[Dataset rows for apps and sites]
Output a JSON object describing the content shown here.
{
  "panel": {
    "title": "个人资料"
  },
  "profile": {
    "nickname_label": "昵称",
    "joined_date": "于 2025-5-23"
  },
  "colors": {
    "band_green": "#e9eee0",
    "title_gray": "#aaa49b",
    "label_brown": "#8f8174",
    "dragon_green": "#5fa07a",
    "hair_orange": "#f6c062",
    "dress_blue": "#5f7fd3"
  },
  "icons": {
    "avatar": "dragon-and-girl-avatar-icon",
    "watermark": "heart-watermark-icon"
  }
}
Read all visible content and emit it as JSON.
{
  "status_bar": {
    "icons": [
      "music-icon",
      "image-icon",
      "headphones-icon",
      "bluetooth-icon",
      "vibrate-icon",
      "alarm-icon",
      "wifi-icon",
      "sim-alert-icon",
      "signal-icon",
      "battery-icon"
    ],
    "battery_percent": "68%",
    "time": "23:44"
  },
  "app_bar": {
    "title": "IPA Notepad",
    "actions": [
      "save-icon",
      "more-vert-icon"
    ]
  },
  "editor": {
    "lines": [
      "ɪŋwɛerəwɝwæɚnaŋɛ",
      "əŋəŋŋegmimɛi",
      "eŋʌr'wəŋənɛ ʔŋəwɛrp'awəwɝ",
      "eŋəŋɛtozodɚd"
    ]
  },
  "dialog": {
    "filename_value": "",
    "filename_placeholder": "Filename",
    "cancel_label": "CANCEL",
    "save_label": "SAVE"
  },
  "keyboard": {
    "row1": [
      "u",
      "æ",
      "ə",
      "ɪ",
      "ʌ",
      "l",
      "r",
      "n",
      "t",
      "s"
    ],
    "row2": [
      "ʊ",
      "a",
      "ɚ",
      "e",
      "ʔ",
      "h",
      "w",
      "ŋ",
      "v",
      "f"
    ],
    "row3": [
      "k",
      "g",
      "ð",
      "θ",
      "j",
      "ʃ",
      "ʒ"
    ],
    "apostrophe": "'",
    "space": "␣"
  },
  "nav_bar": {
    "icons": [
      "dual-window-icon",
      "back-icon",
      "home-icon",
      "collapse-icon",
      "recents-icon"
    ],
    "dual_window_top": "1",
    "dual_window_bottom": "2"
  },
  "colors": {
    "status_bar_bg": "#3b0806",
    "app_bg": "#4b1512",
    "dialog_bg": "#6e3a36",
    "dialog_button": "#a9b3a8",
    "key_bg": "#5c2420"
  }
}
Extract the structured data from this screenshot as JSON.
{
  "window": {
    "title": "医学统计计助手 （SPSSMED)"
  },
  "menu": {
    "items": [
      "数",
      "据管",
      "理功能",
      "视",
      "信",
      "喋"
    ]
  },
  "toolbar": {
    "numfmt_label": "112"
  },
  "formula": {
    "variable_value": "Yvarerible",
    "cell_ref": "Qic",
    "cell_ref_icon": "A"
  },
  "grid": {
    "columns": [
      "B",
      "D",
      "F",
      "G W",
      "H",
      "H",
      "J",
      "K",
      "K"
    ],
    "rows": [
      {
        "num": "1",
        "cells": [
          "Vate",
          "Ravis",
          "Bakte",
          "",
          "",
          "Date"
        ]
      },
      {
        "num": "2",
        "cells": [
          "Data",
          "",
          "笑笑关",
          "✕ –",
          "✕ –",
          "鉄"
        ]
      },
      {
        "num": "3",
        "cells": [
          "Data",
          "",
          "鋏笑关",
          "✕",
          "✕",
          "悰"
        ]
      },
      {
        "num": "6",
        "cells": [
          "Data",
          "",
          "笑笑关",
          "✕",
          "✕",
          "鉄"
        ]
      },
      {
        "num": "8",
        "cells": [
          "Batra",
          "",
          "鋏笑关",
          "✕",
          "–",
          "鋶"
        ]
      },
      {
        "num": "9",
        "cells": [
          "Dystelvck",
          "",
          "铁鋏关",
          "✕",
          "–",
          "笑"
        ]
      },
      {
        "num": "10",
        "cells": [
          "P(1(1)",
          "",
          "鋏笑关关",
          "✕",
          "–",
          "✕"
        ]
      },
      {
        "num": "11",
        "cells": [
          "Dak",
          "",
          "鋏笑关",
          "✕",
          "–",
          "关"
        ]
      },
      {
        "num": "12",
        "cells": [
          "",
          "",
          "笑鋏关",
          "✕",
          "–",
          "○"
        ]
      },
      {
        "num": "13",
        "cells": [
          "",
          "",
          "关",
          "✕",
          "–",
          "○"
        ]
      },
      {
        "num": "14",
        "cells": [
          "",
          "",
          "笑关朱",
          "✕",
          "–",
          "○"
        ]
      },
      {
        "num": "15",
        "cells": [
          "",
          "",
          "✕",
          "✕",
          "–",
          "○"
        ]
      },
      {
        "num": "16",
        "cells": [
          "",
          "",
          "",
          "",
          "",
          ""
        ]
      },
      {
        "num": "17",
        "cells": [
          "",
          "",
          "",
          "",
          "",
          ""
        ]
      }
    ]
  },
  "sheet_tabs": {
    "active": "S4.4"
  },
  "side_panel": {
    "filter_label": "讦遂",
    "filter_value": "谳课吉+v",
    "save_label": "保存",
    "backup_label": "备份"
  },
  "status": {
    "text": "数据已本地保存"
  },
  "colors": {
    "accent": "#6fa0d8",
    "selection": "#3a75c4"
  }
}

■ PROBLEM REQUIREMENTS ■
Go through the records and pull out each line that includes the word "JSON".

■ RESPONSE AREA ■
Output a JSON object describing the content shown here.
Read all visible content and emit it as JSON.
Extract the structured data from this screenshot as JSON.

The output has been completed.